8 September 2013
This wasn’t an election in which education was a key issue and tertiary education hardly figured at all. Here’s a collage of Scan articles over the past year or so touching on the Coalition’s approach to tertiary education, which provide a sort of compass to the horizon.
- Protect the academic standing of universities.
- Expand the international higher education market.
- The New Colombo Plan.
- Ensure research work is world class, effectively delivered and well-targeted.
- Reduce the regulatory and compliance burden.
- Assist universities to take advantage of the growth in online learning.
28 February 2013
Governments shouldn’t promise one thing and then do another. The Coalition will not over-promise and under-deliver.
That’s a commitment that a Coalition government will have little trouble meeting.
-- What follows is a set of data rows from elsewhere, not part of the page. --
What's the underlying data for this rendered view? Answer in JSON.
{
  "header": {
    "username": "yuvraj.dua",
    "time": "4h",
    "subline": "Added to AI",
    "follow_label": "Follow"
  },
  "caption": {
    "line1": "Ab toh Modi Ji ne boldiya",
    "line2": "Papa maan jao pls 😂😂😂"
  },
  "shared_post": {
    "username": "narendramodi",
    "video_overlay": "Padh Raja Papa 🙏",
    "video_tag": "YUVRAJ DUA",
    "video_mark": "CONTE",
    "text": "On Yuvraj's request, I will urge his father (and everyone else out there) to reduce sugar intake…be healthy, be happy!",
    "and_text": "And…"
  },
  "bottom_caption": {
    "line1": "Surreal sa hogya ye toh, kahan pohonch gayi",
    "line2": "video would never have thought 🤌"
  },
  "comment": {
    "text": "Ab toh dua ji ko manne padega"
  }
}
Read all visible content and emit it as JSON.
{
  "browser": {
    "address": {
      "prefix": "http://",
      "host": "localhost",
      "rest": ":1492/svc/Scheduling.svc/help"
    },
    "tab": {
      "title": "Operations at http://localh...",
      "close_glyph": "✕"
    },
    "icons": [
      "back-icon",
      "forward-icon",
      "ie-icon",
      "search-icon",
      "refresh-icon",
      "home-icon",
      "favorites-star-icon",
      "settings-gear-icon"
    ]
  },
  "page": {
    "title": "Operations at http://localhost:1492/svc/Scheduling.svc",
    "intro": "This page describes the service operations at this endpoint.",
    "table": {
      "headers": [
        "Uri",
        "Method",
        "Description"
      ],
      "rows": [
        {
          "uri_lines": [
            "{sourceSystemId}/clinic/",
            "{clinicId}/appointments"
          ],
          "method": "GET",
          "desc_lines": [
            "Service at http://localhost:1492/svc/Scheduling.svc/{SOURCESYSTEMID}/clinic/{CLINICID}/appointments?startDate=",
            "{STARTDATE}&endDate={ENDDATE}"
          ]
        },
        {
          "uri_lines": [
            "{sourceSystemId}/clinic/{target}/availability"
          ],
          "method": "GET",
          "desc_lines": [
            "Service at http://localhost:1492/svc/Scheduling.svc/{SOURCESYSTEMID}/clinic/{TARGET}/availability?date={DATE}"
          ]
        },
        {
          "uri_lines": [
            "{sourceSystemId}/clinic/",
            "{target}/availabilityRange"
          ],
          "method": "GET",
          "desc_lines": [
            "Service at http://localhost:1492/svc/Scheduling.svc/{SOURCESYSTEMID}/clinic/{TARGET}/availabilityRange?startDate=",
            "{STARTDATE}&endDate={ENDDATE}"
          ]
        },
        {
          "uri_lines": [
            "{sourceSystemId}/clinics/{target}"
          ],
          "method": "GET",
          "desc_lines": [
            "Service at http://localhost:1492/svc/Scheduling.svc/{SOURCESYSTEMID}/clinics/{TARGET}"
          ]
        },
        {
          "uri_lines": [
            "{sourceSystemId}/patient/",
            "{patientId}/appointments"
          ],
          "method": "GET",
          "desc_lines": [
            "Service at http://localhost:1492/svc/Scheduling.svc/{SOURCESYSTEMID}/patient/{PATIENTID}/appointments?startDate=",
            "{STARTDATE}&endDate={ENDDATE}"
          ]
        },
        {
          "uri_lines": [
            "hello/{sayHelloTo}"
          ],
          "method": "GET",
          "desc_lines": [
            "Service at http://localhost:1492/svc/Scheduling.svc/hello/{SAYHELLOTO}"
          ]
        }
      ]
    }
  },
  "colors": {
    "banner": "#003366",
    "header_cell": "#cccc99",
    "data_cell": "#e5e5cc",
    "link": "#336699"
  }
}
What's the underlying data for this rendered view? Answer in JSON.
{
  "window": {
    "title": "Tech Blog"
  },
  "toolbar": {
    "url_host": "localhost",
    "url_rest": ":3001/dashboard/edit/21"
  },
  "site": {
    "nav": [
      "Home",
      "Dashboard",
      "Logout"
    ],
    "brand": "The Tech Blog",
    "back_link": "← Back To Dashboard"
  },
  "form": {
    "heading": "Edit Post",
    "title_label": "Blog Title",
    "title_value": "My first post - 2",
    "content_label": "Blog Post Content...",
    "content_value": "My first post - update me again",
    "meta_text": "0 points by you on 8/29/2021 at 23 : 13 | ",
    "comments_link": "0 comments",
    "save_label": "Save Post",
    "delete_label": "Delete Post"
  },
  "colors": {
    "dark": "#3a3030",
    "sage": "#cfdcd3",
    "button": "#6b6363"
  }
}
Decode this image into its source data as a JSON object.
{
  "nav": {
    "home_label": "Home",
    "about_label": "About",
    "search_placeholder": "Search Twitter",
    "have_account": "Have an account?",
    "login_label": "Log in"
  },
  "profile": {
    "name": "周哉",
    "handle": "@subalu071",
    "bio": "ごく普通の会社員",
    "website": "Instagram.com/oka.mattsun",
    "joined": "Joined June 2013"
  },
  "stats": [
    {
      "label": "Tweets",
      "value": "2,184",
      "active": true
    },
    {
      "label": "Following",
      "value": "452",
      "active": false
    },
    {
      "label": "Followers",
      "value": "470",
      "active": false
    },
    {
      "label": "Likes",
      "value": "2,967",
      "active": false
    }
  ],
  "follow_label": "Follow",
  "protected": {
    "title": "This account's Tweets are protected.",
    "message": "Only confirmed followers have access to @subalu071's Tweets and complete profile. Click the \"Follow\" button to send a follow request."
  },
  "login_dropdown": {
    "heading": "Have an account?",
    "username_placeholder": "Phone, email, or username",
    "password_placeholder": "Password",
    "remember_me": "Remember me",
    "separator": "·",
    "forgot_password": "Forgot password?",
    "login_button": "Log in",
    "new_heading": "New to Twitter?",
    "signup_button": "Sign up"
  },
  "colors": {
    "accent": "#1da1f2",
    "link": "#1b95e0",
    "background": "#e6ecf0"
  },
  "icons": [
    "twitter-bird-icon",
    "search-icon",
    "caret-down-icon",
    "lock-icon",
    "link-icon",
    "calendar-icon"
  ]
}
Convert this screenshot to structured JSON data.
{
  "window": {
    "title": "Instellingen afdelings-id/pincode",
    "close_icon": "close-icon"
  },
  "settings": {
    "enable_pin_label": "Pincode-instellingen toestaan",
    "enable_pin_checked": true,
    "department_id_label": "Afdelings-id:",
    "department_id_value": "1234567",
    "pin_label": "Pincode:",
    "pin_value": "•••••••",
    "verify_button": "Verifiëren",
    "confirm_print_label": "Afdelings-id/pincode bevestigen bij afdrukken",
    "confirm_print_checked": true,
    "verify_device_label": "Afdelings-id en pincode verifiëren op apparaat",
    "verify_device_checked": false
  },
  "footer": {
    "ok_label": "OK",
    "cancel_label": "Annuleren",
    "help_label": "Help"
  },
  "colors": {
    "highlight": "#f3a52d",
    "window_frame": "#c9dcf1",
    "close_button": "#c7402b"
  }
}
In his keynote address to the UA Conference, Abbott virtually told his audience that “there will be no new higher education spending under a government I lead.”
6 September 2013
A Coalition proposal to take $103 million from “ridiculous” projects in the humanities and redirect the money to medical research, has raised the ire of the research community.
9 November 2012
We should be focusing on research that produces innovation, that will help drive growth and productivity and genuine medical and scientific advances. We should be backing our strengths says Andrew Robb.
30 April 2013
A future Coalition government could cull the number of researchers assessed for grant money by whittling down the thousands of applicants early in the process in bid cut red tape, according to Christopher Pyne.
25 August 2013
The Coalition says it will protect the future funding of health and medical research in Australia and simplify and streamline the medical research grant making process. The Coalition commits to protecting existing NHMRC funding over the forward estimates and enhance medical research through a number of other measures to bolster the health and medical sector by drawing upon some key recommendations of the Strategic Review of Health and Medical Research (the McKeon Review).
22 August 2013
An Abbott government would make it easier for foreign students to obtain post-study work rights in Australia as part of a Coalition push to repair the lucrative education export industry. Opposition education spokesman Christopher Pyne says the Coalition ”cannot promise to reverse the $2.8 billion of cuts to higher education”. However he vowed to increase revenue to universities within 100 days of being elected by ”rebuilding” the international education market, which he said had shrunk under Labor from $19.8 billion in 2008 to $14.5 billion today (although the decline has been concentrated in the VET sector).
30 August 2013
The Coalition has announced details of its New Colombo Plan to foster closer ties between Australia and the region and develop stronger people-to-people links. The original Colombo Plan saw some 40,000 students from Asia come to Australia from the 1950s to the mid-1980s. The New Colombo Plan will be different the original, in adding an outward-bound component to the original one-way street. Once operative it will provide financial support for up to 300 young Australians studying in the region every year.
25 August 2013
The Coalition has promised to establish Trade Support Loans from 1 July next year to provide apprentices with interest free loans of up to $20,000 over four years. The loans will be capped at a total of $20,000 and will be repaid at the same thresholds as loans for university students. The policy is slated to cost $85 million to the federal budget four years.
2 September 2013
Initiatives proposed by the Nationals ”to encourage and support universities to deliver services in regional communities” include the establishment of a new medical school at CSU and additional income support for regional students. In vocational education and training, the Nationals propose funding traineeships in the agricultural sector
7 February 2013
The Opposition has ruled out fiddling with both fees and caps. We expect that this position on fees and caps will persist until some time in the afternoon of Sunday 15 September, when the Treasury briefs the incoming Prime Minister, particularly if the briefing is coming from the Blue Book (David Cameron made soothing noises about fees, too- and promptly trebled them).